◆ EXERCISE AIM:
Return all lines from the listing below that include the word "Notify".

◆ STUDY MATERIAL:

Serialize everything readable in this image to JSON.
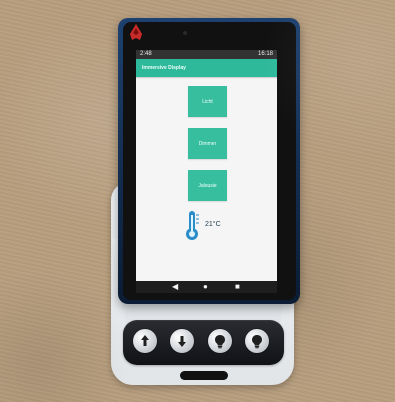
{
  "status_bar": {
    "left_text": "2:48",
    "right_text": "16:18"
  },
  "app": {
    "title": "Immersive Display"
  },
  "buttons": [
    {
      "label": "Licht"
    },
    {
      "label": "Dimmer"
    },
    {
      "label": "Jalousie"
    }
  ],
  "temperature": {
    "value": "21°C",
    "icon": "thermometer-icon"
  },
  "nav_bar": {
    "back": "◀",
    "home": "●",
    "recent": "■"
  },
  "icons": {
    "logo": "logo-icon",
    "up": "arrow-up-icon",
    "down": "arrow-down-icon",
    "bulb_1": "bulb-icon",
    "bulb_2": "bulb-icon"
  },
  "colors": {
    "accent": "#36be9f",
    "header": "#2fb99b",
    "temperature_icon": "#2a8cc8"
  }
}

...

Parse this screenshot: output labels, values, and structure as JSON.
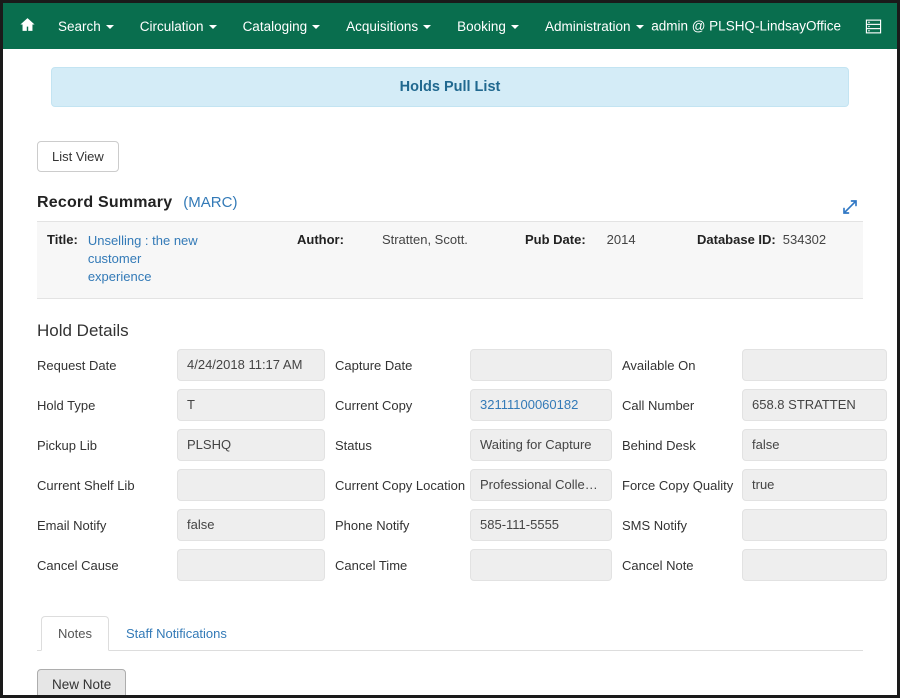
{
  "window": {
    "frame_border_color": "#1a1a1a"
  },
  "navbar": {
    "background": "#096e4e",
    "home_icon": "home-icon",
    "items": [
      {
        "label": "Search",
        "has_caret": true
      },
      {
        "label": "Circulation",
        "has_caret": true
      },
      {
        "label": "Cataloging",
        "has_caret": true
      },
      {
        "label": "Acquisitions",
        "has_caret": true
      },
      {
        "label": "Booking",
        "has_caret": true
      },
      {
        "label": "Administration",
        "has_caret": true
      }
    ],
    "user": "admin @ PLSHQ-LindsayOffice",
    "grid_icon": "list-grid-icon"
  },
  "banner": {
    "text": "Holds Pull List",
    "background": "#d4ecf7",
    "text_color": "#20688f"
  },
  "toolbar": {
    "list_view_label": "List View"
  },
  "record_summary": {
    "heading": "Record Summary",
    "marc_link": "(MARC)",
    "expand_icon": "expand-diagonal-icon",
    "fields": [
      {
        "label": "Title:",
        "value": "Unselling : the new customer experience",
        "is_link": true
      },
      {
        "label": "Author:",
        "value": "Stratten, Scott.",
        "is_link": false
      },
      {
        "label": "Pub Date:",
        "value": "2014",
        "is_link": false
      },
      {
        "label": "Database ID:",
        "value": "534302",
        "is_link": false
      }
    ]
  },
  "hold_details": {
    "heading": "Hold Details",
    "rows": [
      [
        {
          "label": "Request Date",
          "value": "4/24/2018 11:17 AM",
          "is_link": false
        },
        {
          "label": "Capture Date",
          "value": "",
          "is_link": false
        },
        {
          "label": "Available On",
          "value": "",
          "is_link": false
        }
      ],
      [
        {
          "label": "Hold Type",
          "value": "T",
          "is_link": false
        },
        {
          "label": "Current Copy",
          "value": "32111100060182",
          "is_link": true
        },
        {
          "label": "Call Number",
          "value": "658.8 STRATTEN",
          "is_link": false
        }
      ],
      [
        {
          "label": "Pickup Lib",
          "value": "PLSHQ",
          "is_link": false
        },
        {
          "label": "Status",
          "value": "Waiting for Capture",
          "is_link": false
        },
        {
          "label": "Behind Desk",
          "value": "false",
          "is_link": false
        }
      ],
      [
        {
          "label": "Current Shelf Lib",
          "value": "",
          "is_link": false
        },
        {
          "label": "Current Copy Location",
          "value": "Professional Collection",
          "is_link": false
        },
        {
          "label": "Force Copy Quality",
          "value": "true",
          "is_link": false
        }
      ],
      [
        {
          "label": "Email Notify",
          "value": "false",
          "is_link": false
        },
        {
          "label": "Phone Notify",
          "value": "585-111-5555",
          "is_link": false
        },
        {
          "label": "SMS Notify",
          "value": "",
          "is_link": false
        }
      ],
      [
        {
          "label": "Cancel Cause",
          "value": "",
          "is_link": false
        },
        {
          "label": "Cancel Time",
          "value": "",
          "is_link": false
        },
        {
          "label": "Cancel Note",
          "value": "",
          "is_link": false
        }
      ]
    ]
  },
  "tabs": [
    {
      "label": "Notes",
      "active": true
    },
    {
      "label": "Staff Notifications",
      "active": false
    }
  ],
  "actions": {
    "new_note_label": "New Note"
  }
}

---

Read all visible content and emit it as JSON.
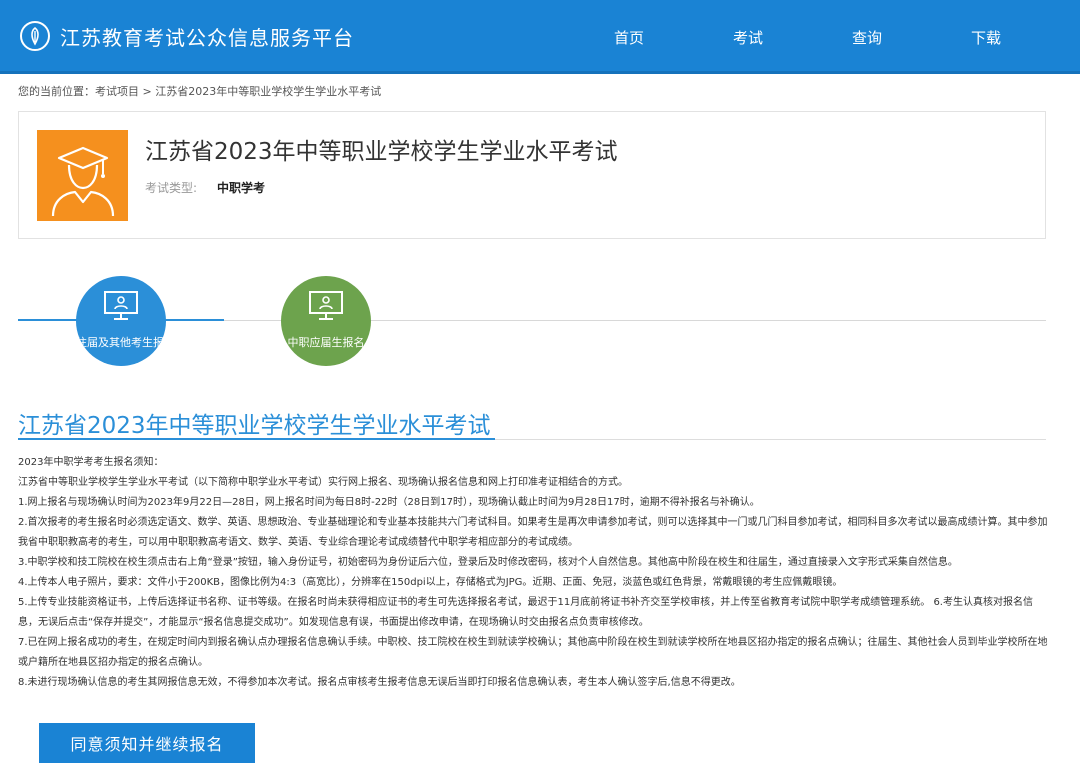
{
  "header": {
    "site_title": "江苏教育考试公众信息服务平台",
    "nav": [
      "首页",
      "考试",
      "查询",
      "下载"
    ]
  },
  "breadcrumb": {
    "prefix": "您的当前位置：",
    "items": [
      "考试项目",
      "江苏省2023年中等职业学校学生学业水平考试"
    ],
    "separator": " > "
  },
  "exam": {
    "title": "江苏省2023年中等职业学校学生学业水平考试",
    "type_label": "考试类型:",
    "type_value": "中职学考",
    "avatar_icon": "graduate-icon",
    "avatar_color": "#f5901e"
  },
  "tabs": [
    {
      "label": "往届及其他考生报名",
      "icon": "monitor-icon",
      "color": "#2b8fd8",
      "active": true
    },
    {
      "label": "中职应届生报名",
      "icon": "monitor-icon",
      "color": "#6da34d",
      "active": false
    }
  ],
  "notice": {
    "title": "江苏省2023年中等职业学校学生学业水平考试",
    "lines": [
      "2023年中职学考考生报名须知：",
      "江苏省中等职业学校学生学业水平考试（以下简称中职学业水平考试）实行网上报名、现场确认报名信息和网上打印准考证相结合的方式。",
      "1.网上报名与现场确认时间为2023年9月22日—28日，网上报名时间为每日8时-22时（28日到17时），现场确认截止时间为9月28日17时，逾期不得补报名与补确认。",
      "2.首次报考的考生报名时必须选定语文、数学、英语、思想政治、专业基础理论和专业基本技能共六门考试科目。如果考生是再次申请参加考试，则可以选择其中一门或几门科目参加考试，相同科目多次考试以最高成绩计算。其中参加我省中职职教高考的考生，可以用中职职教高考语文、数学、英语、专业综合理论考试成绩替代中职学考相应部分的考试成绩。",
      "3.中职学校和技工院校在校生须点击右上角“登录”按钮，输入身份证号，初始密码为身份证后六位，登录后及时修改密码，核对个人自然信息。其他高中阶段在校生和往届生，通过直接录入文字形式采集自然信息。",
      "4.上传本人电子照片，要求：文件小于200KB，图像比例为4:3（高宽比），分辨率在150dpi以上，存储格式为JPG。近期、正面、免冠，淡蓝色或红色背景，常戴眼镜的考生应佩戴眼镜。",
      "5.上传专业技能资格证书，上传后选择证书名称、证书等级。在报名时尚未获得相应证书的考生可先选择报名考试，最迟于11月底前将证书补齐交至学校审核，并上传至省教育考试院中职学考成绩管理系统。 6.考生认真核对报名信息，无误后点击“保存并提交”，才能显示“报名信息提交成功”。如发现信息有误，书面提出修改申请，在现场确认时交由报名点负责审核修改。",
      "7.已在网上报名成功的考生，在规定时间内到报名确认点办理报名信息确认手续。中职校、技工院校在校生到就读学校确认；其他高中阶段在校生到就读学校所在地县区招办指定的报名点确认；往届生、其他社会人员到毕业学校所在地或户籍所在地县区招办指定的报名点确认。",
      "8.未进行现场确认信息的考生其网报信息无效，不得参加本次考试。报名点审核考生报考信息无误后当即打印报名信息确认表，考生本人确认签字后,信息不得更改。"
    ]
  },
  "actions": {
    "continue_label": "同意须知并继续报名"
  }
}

◆ EXERCISE OUTPUT:
          "label": "Email Notify",
          "label": "Phone Notify",
          "label": "SMS Notify",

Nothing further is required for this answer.